Breeders’ Cup President and CEO Drew Fleming noted that the increases will keep the races “competitive on the international stage.”
Another tidbit of news got lost in some of the mainstream news coverage but is important for all participants. Purse payouts will now pay out to the 10th position in each race. The previous payouts stopped at the eighth position.
Fleming said that decision to pay to 10th place in all of the races is a “tribute to the loyal participation of our owners and trainers who support the World Championships each year.”
New Safety Standards
Few will forget the end of the 2019 Breeders’ Cup Classic, as four-year-old Mongolian Groom suffered a broken leg. On the track, in front of 67,811 fans and televised live on NBC, the horse was unable to finish the race. Within moments of seeing the gelding holding his leg up in pain, track workers tended to the horse as others held up green curtains to shield the audience. Mongolian Groom was ultimately euthanized.
Dr. Bramlage conducted an extensive evaluation of the injury and released a report in mid-January 2020. The evaluation concluded with six suggested process improvements that he believed would refine safety protocols and further ensure the safety of horses in future events.
The Breeders’ Cup Board did choose to adopt all six of those recommendations, which are.
- Pre-identify horses with historic indications of concerns before arrival, scrutinize to assess if there are reasons for concern, all veterinarians on inspection teams should be aware and observe said horses at every opportunity.
- Concentrate responsibilities for individual horse examinations by pairing veterinarians for suitability checks and recommendations, both on-track and off-track.
- Improve quality of on-track observations, designate observation areas for trotting under tack before regular exercises begin, observe each horse individually.
- Create barn area for veterinary observations for horses on “extra scrutiny” list, observe horses trotting in a circle.
- Make diagnostic imaging a regular part of pre-race exams for selected horses, set predetermined thresholds for deciding on radiographs, ultrasounds, and other scans.
- View all video footage of “extra scrutiny” competitors before Breeders’ Cup races for veterinarians to view all angles of trotting, appoint someone to review postings.
Further, any facility that will host a Breeders’ Cup “Win and You’re In” Challenge race going forward must be a member of the recently-formed Thoroughbred Safety Coalition. Those who do not join will have to adopt the organization’s 19 safety and integrity reforms.

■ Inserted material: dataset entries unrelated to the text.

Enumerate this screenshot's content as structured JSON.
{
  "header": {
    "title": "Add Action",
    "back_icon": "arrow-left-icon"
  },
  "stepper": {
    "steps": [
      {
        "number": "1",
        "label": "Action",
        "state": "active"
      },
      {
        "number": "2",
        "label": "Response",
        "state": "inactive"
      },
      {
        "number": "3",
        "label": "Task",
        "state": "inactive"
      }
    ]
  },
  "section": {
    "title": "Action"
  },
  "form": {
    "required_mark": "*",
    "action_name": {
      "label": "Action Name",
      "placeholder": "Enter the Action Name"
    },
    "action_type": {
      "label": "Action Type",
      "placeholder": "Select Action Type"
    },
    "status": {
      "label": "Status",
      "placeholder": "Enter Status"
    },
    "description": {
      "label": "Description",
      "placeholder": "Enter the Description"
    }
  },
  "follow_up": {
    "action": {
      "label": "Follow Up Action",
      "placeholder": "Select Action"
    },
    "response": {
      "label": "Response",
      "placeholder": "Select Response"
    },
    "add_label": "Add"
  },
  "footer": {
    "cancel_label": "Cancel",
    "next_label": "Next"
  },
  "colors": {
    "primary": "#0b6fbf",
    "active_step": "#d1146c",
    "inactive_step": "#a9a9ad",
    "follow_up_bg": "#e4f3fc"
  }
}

Fleming said the increased safety measures will “strengthen its longstanding commitment to instituting the highest standards in the overall conduct of our racing programs.”